What is expected - All lines of the material below that include the string "Services" are to be copied.

Record extracts -
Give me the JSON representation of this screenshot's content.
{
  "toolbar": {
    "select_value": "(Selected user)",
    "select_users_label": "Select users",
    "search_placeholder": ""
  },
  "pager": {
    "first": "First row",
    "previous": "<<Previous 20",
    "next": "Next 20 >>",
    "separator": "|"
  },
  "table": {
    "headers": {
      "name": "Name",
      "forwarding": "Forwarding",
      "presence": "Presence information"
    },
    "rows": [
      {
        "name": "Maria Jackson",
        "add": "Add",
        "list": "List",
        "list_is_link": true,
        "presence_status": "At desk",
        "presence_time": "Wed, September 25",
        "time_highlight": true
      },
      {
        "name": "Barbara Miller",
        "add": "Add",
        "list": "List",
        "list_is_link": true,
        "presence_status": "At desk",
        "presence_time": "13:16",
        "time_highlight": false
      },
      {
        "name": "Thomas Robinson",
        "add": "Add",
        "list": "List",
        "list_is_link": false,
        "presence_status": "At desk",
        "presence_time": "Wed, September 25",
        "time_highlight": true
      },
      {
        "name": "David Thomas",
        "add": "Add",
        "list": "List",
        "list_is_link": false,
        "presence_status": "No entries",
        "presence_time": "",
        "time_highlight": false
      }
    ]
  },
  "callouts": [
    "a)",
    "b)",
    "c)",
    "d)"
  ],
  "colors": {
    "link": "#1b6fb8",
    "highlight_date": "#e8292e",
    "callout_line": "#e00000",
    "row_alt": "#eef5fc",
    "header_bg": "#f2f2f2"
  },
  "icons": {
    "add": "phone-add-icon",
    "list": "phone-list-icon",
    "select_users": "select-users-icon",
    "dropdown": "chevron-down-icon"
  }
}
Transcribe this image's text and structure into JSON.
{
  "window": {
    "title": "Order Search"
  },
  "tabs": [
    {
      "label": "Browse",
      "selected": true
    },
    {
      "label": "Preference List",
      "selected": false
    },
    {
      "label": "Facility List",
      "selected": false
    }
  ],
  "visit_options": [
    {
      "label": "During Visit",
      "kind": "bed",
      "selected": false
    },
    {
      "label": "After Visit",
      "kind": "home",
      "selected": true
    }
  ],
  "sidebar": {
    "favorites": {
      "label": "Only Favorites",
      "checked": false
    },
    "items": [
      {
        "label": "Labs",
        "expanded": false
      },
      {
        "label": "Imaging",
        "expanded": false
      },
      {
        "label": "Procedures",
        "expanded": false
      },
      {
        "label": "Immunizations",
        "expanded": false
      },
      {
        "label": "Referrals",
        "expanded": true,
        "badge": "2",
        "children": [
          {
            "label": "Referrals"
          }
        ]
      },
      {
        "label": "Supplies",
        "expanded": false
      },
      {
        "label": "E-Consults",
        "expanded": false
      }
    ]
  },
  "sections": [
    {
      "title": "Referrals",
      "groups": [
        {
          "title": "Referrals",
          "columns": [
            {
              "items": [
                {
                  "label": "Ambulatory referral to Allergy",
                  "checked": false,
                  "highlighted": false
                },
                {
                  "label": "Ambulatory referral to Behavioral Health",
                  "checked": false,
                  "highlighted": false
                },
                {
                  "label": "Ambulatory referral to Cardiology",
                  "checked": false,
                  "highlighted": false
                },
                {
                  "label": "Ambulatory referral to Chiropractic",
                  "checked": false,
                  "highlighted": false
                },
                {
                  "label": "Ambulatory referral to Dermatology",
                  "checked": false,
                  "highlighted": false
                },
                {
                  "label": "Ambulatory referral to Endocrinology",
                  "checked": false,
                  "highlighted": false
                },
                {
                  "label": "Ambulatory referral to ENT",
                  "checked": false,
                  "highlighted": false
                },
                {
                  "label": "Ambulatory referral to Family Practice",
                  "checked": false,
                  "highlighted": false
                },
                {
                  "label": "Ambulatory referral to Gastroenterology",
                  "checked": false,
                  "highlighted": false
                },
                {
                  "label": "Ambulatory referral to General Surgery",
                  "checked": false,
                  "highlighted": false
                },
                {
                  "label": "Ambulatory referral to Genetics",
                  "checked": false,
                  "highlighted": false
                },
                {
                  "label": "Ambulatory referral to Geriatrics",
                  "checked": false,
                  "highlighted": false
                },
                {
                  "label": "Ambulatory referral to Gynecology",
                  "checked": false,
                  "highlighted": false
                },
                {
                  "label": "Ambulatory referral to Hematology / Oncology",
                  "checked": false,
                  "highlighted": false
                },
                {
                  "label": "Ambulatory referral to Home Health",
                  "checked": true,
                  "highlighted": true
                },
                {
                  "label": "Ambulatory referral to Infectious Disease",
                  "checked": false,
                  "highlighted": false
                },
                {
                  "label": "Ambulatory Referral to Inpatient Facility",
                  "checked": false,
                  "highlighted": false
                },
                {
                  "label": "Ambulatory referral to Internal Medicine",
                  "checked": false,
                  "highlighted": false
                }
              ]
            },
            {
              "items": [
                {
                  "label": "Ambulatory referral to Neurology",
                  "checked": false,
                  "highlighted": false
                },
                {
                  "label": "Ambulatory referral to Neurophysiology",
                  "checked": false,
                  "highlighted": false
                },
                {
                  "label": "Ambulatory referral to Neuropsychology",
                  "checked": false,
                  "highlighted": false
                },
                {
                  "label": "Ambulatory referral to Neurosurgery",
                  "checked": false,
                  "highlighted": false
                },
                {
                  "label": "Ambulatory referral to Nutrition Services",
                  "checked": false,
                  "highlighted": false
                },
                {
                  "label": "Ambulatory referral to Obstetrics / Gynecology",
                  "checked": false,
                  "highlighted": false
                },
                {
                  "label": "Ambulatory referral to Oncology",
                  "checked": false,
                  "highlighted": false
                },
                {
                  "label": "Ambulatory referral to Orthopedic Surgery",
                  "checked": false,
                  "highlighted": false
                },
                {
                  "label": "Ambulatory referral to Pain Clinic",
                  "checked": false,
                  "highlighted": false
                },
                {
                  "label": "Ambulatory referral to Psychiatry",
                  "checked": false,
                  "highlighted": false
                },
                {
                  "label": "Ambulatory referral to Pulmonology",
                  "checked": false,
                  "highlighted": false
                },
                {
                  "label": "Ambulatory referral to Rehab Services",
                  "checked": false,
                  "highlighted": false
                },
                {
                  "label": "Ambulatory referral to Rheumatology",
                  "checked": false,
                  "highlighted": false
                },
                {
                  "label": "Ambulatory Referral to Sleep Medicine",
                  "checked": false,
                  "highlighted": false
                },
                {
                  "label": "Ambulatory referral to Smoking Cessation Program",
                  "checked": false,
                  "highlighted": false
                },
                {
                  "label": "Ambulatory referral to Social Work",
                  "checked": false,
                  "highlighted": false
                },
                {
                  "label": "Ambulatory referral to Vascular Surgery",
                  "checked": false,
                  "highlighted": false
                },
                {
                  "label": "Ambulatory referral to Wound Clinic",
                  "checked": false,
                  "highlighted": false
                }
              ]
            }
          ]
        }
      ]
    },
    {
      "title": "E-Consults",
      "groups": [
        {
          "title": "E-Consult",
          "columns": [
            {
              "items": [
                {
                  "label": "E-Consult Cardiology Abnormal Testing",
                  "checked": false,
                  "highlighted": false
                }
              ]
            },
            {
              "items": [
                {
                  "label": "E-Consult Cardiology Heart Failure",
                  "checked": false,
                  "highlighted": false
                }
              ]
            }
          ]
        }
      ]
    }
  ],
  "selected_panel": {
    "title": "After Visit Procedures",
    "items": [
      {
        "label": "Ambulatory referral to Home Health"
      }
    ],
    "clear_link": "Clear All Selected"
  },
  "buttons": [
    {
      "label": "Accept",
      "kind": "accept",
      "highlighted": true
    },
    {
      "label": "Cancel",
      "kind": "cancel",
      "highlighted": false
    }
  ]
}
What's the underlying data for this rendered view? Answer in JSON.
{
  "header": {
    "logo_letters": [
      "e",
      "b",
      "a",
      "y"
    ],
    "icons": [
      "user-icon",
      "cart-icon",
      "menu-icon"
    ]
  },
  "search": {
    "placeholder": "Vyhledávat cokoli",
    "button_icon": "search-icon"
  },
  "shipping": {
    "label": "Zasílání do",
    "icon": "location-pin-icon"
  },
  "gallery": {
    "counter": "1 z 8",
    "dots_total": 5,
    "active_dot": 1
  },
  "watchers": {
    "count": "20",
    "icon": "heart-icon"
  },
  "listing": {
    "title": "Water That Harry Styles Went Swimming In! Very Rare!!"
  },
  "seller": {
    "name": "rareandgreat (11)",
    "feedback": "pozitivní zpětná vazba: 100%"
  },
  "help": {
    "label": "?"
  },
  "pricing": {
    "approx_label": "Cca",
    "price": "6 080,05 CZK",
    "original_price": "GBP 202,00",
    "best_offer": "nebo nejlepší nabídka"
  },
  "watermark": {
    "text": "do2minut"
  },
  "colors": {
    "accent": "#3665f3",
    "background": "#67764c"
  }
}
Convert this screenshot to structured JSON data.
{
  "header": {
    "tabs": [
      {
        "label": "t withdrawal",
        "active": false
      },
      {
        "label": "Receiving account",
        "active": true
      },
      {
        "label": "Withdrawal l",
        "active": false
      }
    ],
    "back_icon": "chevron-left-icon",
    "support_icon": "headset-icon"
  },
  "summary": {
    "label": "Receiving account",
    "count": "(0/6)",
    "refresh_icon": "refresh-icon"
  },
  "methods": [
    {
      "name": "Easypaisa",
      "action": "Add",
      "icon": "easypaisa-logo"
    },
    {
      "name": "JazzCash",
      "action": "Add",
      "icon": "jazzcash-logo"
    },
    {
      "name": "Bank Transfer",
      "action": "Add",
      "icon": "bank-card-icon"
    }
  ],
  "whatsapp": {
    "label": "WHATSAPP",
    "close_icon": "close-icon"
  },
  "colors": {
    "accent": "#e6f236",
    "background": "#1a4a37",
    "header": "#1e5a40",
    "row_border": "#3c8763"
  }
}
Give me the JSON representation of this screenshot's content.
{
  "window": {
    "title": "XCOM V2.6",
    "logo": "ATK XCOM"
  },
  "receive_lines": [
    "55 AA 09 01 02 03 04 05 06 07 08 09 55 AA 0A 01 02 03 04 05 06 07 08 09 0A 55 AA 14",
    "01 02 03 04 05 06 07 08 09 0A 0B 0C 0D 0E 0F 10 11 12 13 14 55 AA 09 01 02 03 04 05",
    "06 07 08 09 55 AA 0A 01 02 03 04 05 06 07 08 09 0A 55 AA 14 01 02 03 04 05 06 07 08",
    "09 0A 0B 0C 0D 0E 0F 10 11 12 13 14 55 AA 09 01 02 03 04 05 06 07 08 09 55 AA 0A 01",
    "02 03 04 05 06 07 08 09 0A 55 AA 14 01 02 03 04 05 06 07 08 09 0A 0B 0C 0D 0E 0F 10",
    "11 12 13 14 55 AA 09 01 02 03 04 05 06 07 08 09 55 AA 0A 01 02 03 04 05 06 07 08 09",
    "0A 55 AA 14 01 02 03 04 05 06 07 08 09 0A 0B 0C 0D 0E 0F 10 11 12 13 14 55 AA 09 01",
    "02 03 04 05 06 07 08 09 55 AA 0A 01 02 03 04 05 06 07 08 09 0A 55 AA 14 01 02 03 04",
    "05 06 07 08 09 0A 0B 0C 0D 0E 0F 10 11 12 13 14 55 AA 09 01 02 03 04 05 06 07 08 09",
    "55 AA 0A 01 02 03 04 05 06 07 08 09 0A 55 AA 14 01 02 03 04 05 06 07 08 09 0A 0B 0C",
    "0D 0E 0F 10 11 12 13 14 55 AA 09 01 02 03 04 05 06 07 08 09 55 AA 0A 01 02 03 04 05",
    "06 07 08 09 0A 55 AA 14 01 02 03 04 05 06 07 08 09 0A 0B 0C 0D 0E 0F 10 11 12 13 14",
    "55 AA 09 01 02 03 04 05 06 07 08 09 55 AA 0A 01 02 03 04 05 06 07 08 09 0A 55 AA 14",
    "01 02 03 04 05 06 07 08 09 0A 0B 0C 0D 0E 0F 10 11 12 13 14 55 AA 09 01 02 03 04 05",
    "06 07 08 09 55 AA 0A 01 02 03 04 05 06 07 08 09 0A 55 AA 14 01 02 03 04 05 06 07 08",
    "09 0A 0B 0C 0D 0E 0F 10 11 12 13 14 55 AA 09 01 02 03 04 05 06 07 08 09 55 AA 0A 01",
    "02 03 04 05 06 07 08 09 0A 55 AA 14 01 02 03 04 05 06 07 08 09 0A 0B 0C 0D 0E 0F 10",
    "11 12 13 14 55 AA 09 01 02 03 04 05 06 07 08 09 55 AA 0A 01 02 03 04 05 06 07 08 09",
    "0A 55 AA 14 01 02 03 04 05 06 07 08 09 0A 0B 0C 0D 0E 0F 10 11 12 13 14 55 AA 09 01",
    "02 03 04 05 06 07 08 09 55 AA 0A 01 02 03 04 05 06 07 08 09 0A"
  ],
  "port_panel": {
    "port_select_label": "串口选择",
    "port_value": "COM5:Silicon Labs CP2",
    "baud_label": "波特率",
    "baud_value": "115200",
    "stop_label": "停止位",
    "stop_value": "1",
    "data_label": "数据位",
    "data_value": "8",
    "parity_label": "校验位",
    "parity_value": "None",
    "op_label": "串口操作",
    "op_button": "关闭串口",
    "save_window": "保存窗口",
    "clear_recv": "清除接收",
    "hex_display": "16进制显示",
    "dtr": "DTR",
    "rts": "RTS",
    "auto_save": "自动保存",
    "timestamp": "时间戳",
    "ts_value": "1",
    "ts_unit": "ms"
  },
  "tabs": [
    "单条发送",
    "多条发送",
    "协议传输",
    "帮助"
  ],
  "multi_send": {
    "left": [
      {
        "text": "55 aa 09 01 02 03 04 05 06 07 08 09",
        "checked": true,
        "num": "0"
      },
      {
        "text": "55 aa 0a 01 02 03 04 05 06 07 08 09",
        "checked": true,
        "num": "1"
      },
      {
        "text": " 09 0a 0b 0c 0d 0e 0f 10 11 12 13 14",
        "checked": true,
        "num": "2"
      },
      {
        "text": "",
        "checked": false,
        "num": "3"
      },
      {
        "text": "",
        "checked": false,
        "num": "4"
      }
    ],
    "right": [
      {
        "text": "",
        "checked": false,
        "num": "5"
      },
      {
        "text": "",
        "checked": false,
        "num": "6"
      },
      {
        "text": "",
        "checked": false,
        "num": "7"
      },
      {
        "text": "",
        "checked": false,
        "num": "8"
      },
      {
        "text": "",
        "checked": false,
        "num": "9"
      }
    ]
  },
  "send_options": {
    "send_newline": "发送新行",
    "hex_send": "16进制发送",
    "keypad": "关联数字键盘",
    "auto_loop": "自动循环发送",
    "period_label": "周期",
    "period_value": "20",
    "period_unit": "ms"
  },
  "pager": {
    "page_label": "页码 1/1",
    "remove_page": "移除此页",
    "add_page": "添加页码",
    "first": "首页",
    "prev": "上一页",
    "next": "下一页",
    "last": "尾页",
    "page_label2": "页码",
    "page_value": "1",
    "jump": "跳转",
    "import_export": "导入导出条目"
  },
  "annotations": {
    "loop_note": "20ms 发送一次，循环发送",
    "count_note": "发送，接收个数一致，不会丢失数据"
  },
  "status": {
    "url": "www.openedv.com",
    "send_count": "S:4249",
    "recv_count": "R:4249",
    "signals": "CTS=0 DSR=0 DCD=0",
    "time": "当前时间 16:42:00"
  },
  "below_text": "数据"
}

Solution for this problem -
                  "label": "Ambulatory referral to Nutrition Services",
                  "label": "Ambulatory referral to Rehab Services",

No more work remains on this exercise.